Five years ago this month, St. Croix born Kisha Christian opened Neighborhood Pharmacy in Estate St. George. She usually celebrates with a party in the bright, modern store and gives backpacks to students returning to school.
This year there won’t be a party due to social distancing restrictions to avoid COVID infection, but store staff will hand out hundreds of school backpacks stuffed with goodies from 10 a.m. to 1 p.m. on Aug. 29. Cars will drive through the parking lot and staff will hand out backpacks, pens, pencils, crayons, highlighters, binders and, this year, headphones to help with online classes.
Passing up a chance to market the pharmacy, Christian doesn’t put her name or logo on the gifts. She thinks it is “tacky” and doesn’t want any of the children to be teased because they have a free backpack.
“I don’t put anything on the bags, so they could have come from anyone,” she said.
Christian returned to St. Croix in 2011 after graduating from the University of Georgia in 2005, earning her doctorate after four years of pharmacy school and then several years working as a pharmacist in Atlanta. On St. Croix, she worked at two other pharmacies before she opened her own store.
“With the ideas I gave them, they were more like looking at the money part, and I wanted my pharmacy to be more community based,” she said. “I decided I just need to do it myself.”
She began writing down what she wanted out of a business – it turned out to be an informal business plan. Every year, she updates her goals.
The pharmacy has already been expanded twice and not only provides prescriptions, medical supplies and over-the-counter medications but now stocks a variety of quality cosmetics and beauty products. Customers told her there was nowhere on the island to find good makeup.
Before she adds new products, Christian conducts a lot of research online for best sellers and in-person by asking customers what they want.
“I really like to inspire women to do things for themselves,” she said.
Another expansion is planned, whenever the pandemic allows, for a fresh juice bar. A technician, Christian’s daughter and a friend will create farm fresh drinks. Originally, she hoped to have it open for the fifth anniversary, but now it will have to wait until it’s safe to reopen the store.
Christian said the best thing about owning her drugstore is being able to inspire her staff and give them the freedom to share their ideas.
“Their ideas are worth something because I’m still in the learning process.”
The hardest part of her work is not being able to help everyone who needs it. If they can’t afford something, it bothers her “for days.”
In the future, Christian would like to offer clinical services including strep throat testing and classes for diabetic sufferers.
There are 23 employees at Neighborhood Pharmacy including two pharmacists. Christian said her staff is amazing, and she maintains an open-door policy to encourage feedback from them.

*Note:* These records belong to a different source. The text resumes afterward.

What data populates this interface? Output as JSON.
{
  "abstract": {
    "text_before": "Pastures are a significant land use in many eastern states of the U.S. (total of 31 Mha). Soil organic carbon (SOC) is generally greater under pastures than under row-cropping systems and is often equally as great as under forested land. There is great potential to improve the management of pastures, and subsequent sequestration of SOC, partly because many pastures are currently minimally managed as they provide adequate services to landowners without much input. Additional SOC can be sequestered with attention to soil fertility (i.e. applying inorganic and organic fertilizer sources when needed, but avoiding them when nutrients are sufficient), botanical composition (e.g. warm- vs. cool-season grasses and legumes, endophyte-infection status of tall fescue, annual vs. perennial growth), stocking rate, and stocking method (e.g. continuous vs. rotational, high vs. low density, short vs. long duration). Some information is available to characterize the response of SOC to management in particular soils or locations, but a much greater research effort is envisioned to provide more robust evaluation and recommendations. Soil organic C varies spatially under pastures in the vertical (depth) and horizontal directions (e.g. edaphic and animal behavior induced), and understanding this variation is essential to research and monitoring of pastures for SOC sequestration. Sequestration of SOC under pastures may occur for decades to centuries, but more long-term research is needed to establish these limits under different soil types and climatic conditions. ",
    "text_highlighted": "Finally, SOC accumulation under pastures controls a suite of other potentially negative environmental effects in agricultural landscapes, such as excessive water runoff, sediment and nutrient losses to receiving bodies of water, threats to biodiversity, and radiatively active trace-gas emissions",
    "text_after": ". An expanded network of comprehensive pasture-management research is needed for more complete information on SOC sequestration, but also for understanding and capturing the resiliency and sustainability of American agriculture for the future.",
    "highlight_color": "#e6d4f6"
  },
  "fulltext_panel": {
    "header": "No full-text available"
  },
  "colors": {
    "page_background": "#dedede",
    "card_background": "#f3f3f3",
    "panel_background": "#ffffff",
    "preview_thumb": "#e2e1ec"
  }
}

Currently, customers call in their orders or wait outside while the staff finds their items. Payment receipts are put in the bag with purchases. Christian won’t reopen until it is safe when the coronavirus numbers decline.
“This is a place where everybody comes when they don’t feel well, and I have to protect my staff,” she said.